[Website and app data records]
□ □ □ □

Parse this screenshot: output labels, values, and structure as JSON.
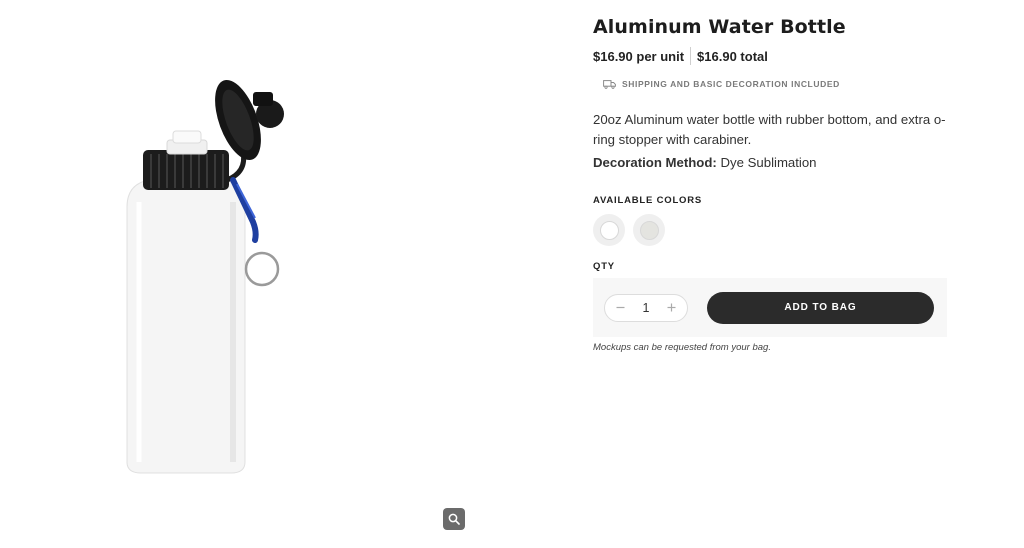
{
  "product": {
    "title": "Aluminum Water Bottle",
    "price_unit": "$16.90 per unit",
    "price_total": "$16.90 total",
    "shipping_note": "SHIPPING AND BASIC DECORATION INCLUDED",
    "shipping_icon": "truck-icon",
    "description": "20oz Aluminum water bottle with rubber bottom, and extra o-ring stopper with carabiner.",
    "decoration_label": "Decoration Method:",
    "decoration_value": "Dye Sublimation"
  },
  "colors": {
    "label": "AVAILABLE COLORS",
    "swatches": [
      {
        "color": "#ffffff"
      },
      {
        "color": "#e4e4e0"
      }
    ]
  },
  "purchase": {
    "qty_label": "QTY",
    "quantity": "1",
    "minus_icon": "minus-icon",
    "plus_icon": "plus-icon",
    "add_button_label": "ADD TO BAG",
    "mockup_note": "Mockups can be requested from your bag."
  },
  "gallery": {
    "zoom_icon": "magnifier-icon"
  },
  "theme": {
    "button_color": "#2b2b2b",
    "zoom_button_color": "#6b6b6b"
  }
}
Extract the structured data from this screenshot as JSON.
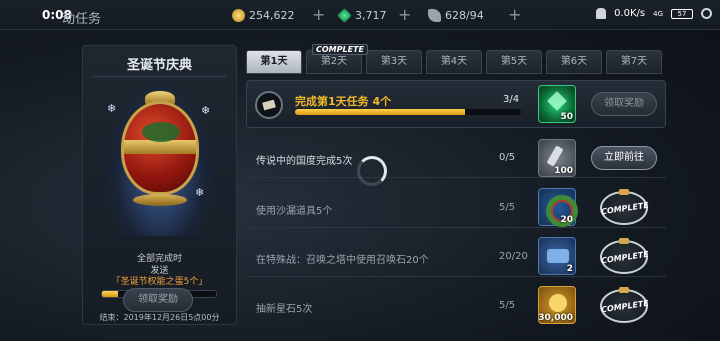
{
  "status_bar": {
    "time": "0:08",
    "net_speed": "0.0K/s",
    "signal": "4G",
    "battery": "57"
  },
  "header": {
    "title": "动任务",
    "resources": [
      {
        "name": "gold",
        "icon": "gold-coin-icon",
        "value": "254,622"
      },
      {
        "name": "gem",
        "icon": "green-gem-icon",
        "value": "3,717"
      },
      {
        "name": "stamina",
        "icon": "feather-icon",
        "value": "628/94"
      }
    ]
  },
  "event": {
    "title": "圣诞节庆典",
    "condition_line1": "全部完成时",
    "condition_line2": "发送",
    "reward_name": "「圣诞节权能之蛋5个」",
    "progress_text": "1/7",
    "progress_fraction": 0.143,
    "end_time": "结束：2019年12月26日5点00分",
    "claim_button": "领取奖励"
  },
  "tabs": {
    "complete_label": "COMPLETE",
    "items": [
      "第1天",
      "第2天",
      "第3天",
      "第4天",
      "第5天",
      "第6天",
      "第7天"
    ],
    "active_index": 0
  },
  "summary": {
    "title": "完成第1天任务  4个",
    "count": "3/4",
    "progress_fraction": 0.75,
    "reward_qty": "50",
    "claim_button": "领取奖励"
  },
  "tasks": [
    {
      "title": "传说中的国度完成5次",
      "count": "0/5",
      "reward_qty": "100",
      "reward_icon": "key-icon",
      "action": "立即前往"
    },
    {
      "title": "使用沙漏道具5个",
      "count": "5/5",
      "reward_qty": "20",
      "reward_icon": "wreath-icon",
      "stamp": "COMPLETE"
    },
    {
      "title": "在特殊战：召唤之塔中使用召唤石20个",
      "count": "20/20",
      "reward_qty": "2",
      "reward_icon": "chest-icon",
      "stamp": "COMPLETE"
    },
    {
      "title": "抽新星石5次",
      "count": "5/5",
      "reward_qty": "30,000",
      "reward_icon": "gold-pile-icon",
      "stamp": "COMPLETE"
    }
  ],
  "colors": {
    "accent": "#f0b82c",
    "progress": "#ffd04a",
    "panel": "#1e2630"
  }
}
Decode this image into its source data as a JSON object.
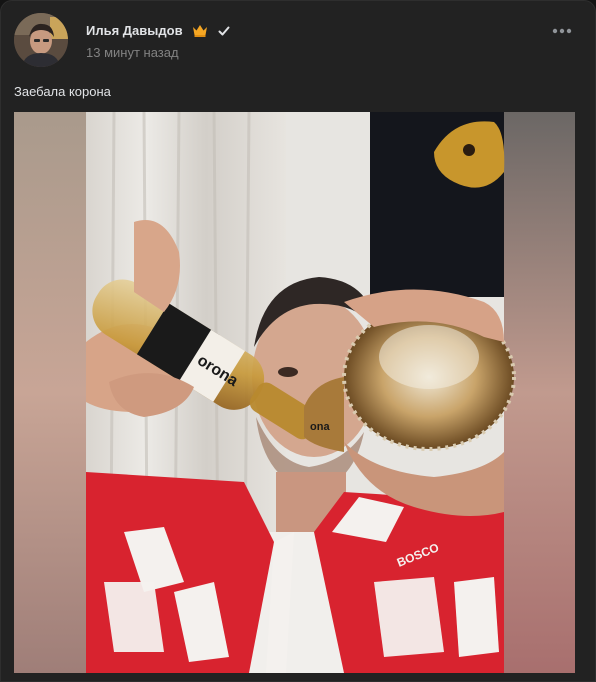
{
  "post": {
    "author": {
      "name": "Илья Давыдов",
      "avatar": "avatar-photo",
      "badges": [
        "crown-icon",
        "verified-checkmark-icon"
      ]
    },
    "time": "13 минут назад",
    "more_menu_icon": "more-horizontal-icon",
    "text": "Заебала корона",
    "photo": {
      "description_icon": "post-photo",
      "bottle_label_left": "orona",
      "bottle_label_right": "ona",
      "jacket_text_right": "BOSCO"
    }
  },
  "colors": {
    "card_background": "#222222",
    "text_primary": "#e1e3e6",
    "text_secondary": "#828282",
    "crown": "#f5a623",
    "jacket_red": "#d8232f"
  }
}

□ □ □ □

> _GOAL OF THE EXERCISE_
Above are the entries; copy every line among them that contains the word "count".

> _SOLUTION FOR THIS PROBLEM_
    "count": "3/4",
      "count": "0/5",
      "count": "5/5",
      "count": "20/20",
      "count": "5/5",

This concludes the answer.